Hugely popular, Cookson was, until very recently, the most borrowed author from Britain’s libraries of all time.
Jilly Cooper has since taken up the baton with her racy “bonkbusters”, featuring horsey types shagging each other’s spouses. Classy.
For a taster try: The Man Who Made Husbands Jealous by Jilly Cooper; The Tinker’s Girl by Catherine Cookson.
The historical novel
These books take the basic facts of a historical figure’s life and create a whole fictional narrative around them.
Of course this is great for the author because they can take an already ripping yarn (like Anne Boleyn and her sister vying for Henry VIII’s affections) and go to town with it (like suggesting Anne really slept with her brother — ew! — as Philippa Gregory did in The Other Boleyn Girl).
Even better, the rights of these books get bought by Hollywood and made into costume dramas starring hunky actors who bear no physical resemblance to the real-life person (like Eric Bana as Fatty VIII, come on!)
For a taster try: Georgiana, Duchess Of Devonshire by Amanda Foreman; The Lady Elizabeth by Alison Weir.
The Jane Austen novel
As the original chick-lit author, Ms Austen deserves a category all her own.
Generally speaking her books are morality tales that end happily when the beautiful, virtuous, quick-witted heroine marries the rich, moody stud muffin with an enormous private income (ie one he inherited from Mummy and Daddy).
The nasty, bad-mannered, snooty people get their comeuppance and the plain, nice girls end up having to marry the dull yet well-hung vicar.
Oops, I meant well-read.
For a taster try: Mansfield Park, Sense And Sensibility, Emma and Bridget Jones’s Diary. Yes, it was actually written by Helen Fielding but is really just a modern, sluttier version of Pride And Prejudice.

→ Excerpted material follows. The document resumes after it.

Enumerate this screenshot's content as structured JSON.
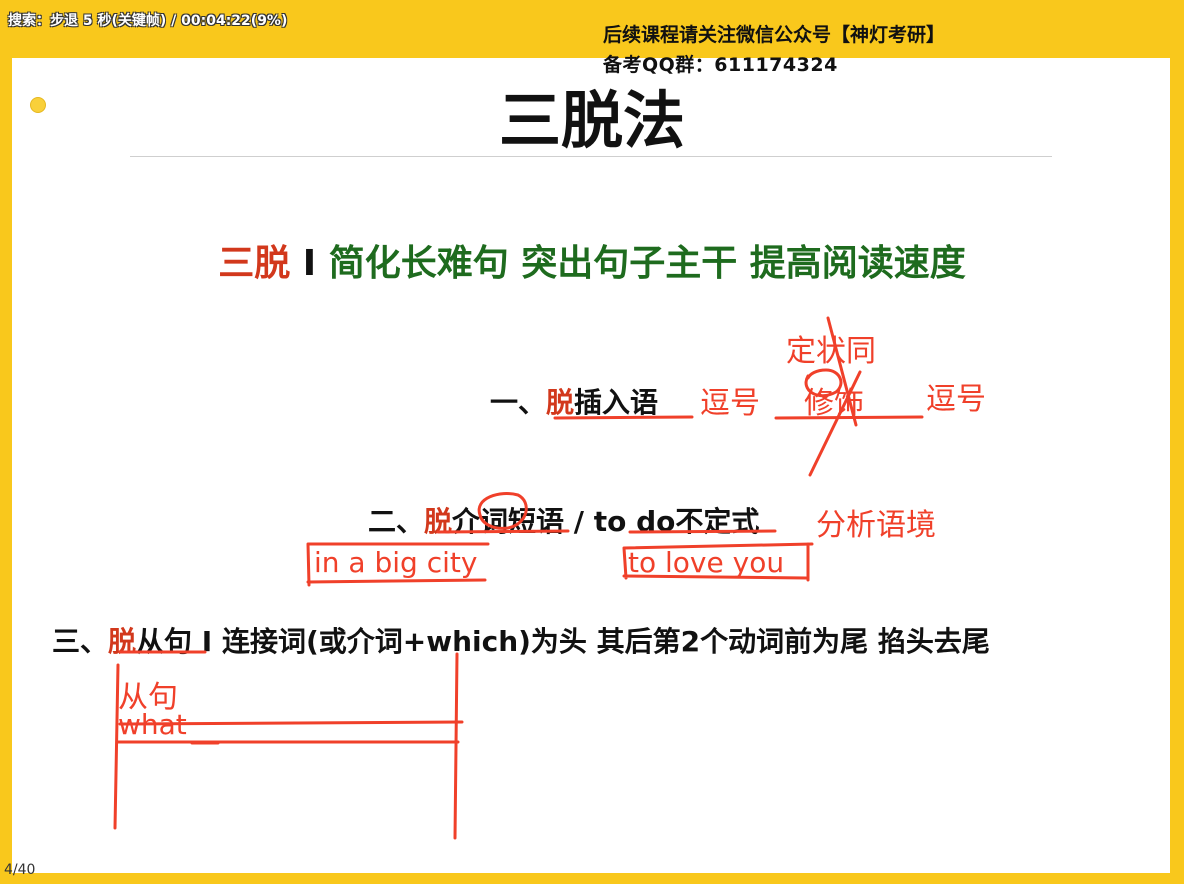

Or rent Clueless on DVD to see Alicia Silverstone recreate Austen’s titular Emma as a vapid Valley Girl.
The detective novel
Charles Dickens is credited with creating the first literary detective — Inspector Bucket — in his 1852 novel Bleak House.
Thankfully, Arthur Conan Doyle came along a few years later with his much more catchily named hero, Sherlock Holmes.
Using his brilliant powers of deduction and the odd snort of cocaine, Holmes was able to unravel even the most complicated of crimes.
Holmes’ adventures paved the way for Agatha Christie’s elaborate “whodunnits”, featuring the eccentric talents of Miss Marple and Hercule Poirot, exotic locations and lashings of Christie’s macabre sense of humour.
It was certainly a winning formula, making her the best-selling author of all time with two billion copies sold.
For a taster try: The Hound Of The Baskervilles by Arthur Conan Doyle; Murder On The Orient Express by Agatha Christie; or see Christie’s play The Mousetrap, the West End’s longest-running show.
Without doubt, the Big Daddy of modern fantasy fiction is JRR Tolkein.
His tales of lords, rings and hobbits captured the imagination of geeks all over the world, while the celluloid versions of these books finally put New Zealand on the global map.
JK Rowling, meanwhile, made gazillions of pounds off the back of a bespectacled boy called Harry.
Now there’s a fantasy most of us would like to come true.
For a taster try: The Lion, The Witch And The Wardrobe by CS Lewis; Terry Pratchett’s Discworld series.